Bradley received his first book project while living in Chicago, courtesy of his friend, W. W. Denslow, a professional artist who is now best known for illustrating L. Frank Baum’s Wonderful Wizard of Oz (1900). Denslow had been commissioned to illustrate Dollars and Sense, a self-help guide by the American showman P. T. Barnum. Denslow had already completed sixty-two of the book’s illustrations, but was about to leave Chicago for the West, so he arranged for Bradley to finish the project with eight illustrations of his own. Although only Denslow received credit on the book’s title page, all of Bradley’s illustrations were printed with his signature attached. In addition to being Bradley’s first published book work, Dollars and Sense also contains Bradley’s first published illustrations of the human figure.
This copy of Dollars and Sense is a sample copy (also known as a dummy copy), a partial mockup of the book that was used by travelling salesmen to give prospective customers an idea of what the finished book would look like. One of Bradley’s eight illustrations was included in the sample copy version of the book. One of Denslow’s illustrations is shown here to demonstrate the difference between his and Bradley’s styles.

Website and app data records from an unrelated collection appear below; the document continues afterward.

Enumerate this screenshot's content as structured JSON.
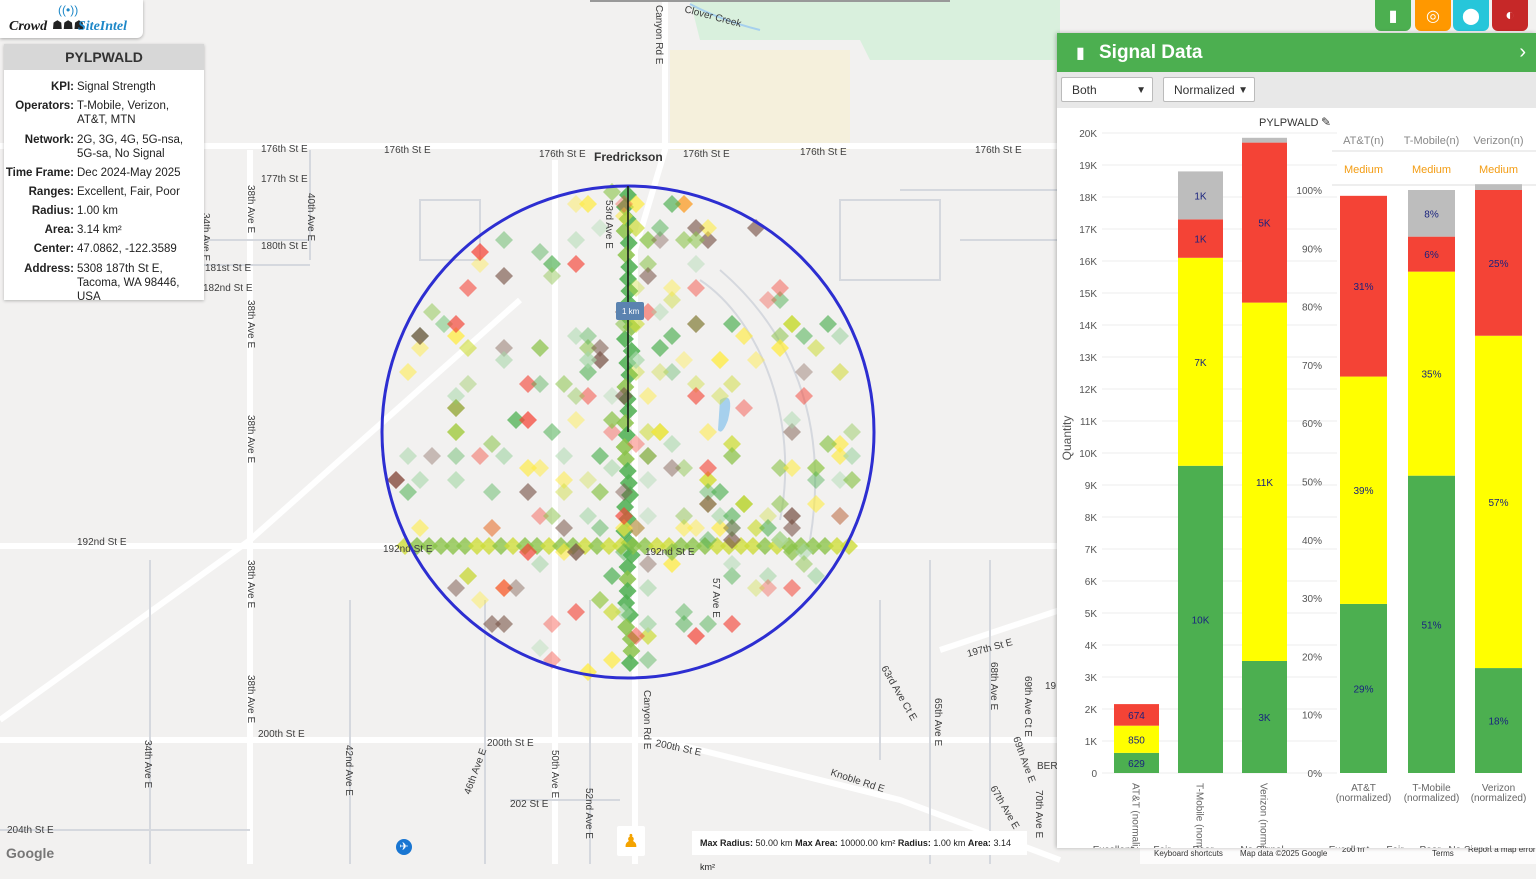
{
  "logo": {
    "part1": "Crowd",
    "part2": "SiteIntel"
  },
  "info": {
    "title": "PYLPWALD",
    "rows": [
      {
        "k": "KPI:",
        "v": "Signal Strength"
      },
      {
        "k": "Operators:",
        "v": "T-Mobile, Verizon, AT&T, MTN"
      },
      {
        "k": "Network:",
        "v": "2G, 3G, 4G, 5G-nsa, 5G-sa, No Signal"
      },
      {
        "k": "Time Frame:",
        "v": "Dec 2024-May 2025"
      },
      {
        "k": "Ranges:",
        "v": "Excellent, Fair, Poor"
      },
      {
        "k": "Radius:",
        "v": "1.00 km"
      },
      {
        "k": "Area:",
        "v": "3.14 km²"
      },
      {
        "k": "Center:",
        "v": "47.0862, -122.3589"
      },
      {
        "k": "Address:",
        "v": "5308 187th St E, Tacoma, WA 98446, USA"
      }
    ]
  },
  "toolbar": {
    "buttons": [
      {
        "name": "chart-icon",
        "color": "#4caf50",
        "glyph": "▮"
      },
      {
        "name": "target-icon",
        "color": "#ff9800",
        "glyph": "◎"
      },
      {
        "name": "location-pin-icon",
        "color": "#26c6da",
        "glyph": "⬤"
      },
      {
        "name": "globe-icon",
        "color": "#c62828",
        "glyph": "◐"
      }
    ]
  },
  "map": {
    "labels": [
      {
        "text": "Fredrickson",
        "bold": true
      },
      {
        "text": "176th St E"
      },
      {
        "text": "176th St E"
      },
      {
        "text": "176th St E"
      },
      {
        "text": "176th St E"
      },
      {
        "text": "176th St E"
      },
      {
        "text": "176th St E"
      },
      {
        "text": "177th St E"
      },
      {
        "text": "180th St E"
      },
      {
        "text": "181st St E"
      },
      {
        "text": "182nd St E"
      },
      {
        "text": "192nd St E"
      },
      {
        "text": "192nd St E"
      },
      {
        "text": "192nd St E"
      },
      {
        "text": "200th St E"
      },
      {
        "text": "200th St E"
      },
      {
        "text": "200th St E"
      },
      {
        "text": "202 St E"
      },
      {
        "text": "204th St E"
      },
      {
        "text": "197th St E"
      },
      {
        "text": "Knoble Rd E"
      },
      {
        "text": "Clover Creek"
      },
      {
        "text": "Canyon Rd E"
      },
      {
        "text": "Canyon Rd E"
      },
      {
        "text": "38th Ave E"
      },
      {
        "text": "38th Ave E"
      },
      {
        "text": "38th Ave E"
      },
      {
        "text": "38th Ave E"
      },
      {
        "text": "38th Ave E"
      },
      {
        "text": "40th Ave E"
      },
      {
        "text": "34th Ave E"
      },
      {
        "text": "34th Ave E"
      },
      {
        "text": "42nd Ave E"
      },
      {
        "text": "46th Ave E"
      },
      {
        "text": "50th Ave E"
      },
      {
        "text": "52nd Ave E"
      },
      {
        "text": "53rd Ave E"
      },
      {
        "text": "57 Ave E"
      },
      {
        "text": "63rd Ave Ct E"
      },
      {
        "text": "65th Ave E"
      },
      {
        "text": "68th Ave E"
      },
      {
        "text": "69th Ave Ct E"
      },
      {
        "text": "69th Ave E"
      },
      {
        "text": "67th Ave E"
      },
      {
        "text": "70th Ave E"
      },
      {
        "text": "1 km"
      },
      {
        "text": "BER"
      },
      {
        "text": "19"
      }
    ],
    "scale_info": {
      "max_radius_k": "Max Radius:",
      "max_radius_v": "50.00 km",
      "max_area_k": "Max Area:",
      "max_area_v": "10000.00 km²",
      "radius_k": "Radius:",
      "radius_v": "1.00 km",
      "area_k": "Area:",
      "area_v": "3.14 km²"
    },
    "google": "Google",
    "attribution": [
      "Keyboard shortcuts",
      "Map data ©2025 Google",
      "200 m",
      "Terms",
      "Report a map error"
    ]
  },
  "panel": {
    "title": "Signal Data",
    "operator_select": "Both",
    "mode_select": "Normalized",
    "location_label": "PYLPWALD"
  },
  "colors": {
    "excellent": "#4caf50",
    "fair": "#ffff00",
    "poor": "#f44336",
    "nosignal": "#bdbdbd",
    "accent": "#4caf50"
  },
  "chart_data": [
    {
      "type": "bar",
      "stacked": true,
      "ylabel": "Quantity",
      "ylim": [
        0,
        20000
      ],
      "yticks": [
        "0",
        "1K",
        "2K",
        "3K",
        "4K",
        "5K",
        "6K",
        "7K",
        "8K",
        "9K",
        "10K",
        "11K",
        "12K",
        "13K",
        "14K",
        "15K",
        "16K",
        "17K",
        "18K",
        "19K",
        "20K"
      ],
      "categories": [
        "AT&T (normalized)",
        "T-Mobile (normalized)",
        "Verizon (normalized)"
      ],
      "series": [
        {
          "name": "Excellent",
          "values": [
            629,
            9600,
            3500
          ],
          "labels": [
            "629",
            "10K",
            "3K"
          ]
        },
        {
          "name": "Fair",
          "values": [
            850,
            6500,
            11200
          ],
          "labels": [
            "850",
            "7K",
            "11K"
          ]
        },
        {
          "name": "Poor",
          "values": [
            674,
            1200,
            5000
          ],
          "labels": [
            "674",
            "1K",
            "5K"
          ]
        },
        {
          "name": "No Signal",
          "values": [
            0,
            1500,
            150
          ],
          "labels": [
            "",
            "1K",
            ""
          ]
        }
      ],
      "legend": [
        "Excellent",
        "Fair",
        "Poor",
        "No Signal"
      ]
    },
    {
      "type": "bar",
      "stacked": true,
      "ylim": [
        0,
        100
      ],
      "yticks": [
        "0%",
        "10%",
        "20%",
        "30%",
        "40%",
        "50%",
        "60%",
        "70%",
        "80%",
        "90%",
        "100%"
      ],
      "column_headers": [
        "AT&T(n)",
        "T-Mobile(n)",
        "Verizon(n)"
      ],
      "ratings": [
        "Medium",
        "Medium",
        "Medium"
      ],
      "categories": [
        "AT&T (normalized)",
        "T-Mobile (normalized)",
        "Verizon (normalized)"
      ],
      "series": [
        {
          "name": "Excellent",
          "values": [
            29,
            51,
            18
          ],
          "labels": [
            "29%",
            "51%",
            "18%"
          ]
        },
        {
          "name": "Fair",
          "values": [
            39,
            35,
            57
          ],
          "labels": [
            "39%",
            "35%",
            "57%"
          ]
        },
        {
          "name": "Poor",
          "values": [
            31,
            6,
            25
          ],
          "labels": [
            "31%",
            "6%",
            "25%"
          ]
        },
        {
          "name": "No Signal",
          "values": [
            0,
            8,
            1
          ],
          "labels": [
            "",
            "8%",
            ""
          ]
        }
      ],
      "legend": [
        "Excellent",
        "Fair",
        "Poor",
        "No Signal"
      ]
    }
  ]
}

Glimpses at the Life and Times of A. V. H. Carpenter was Bradley’s second book commission, as well as the first book that credited Bradley’s work by name on the title page. Bradley produced illustrations and chapter headings for the book, which presents the autobiography of A. V. H. Carpenter, a railroad executive who worked for the Chicago, Milwaukee & St. Paul Railway.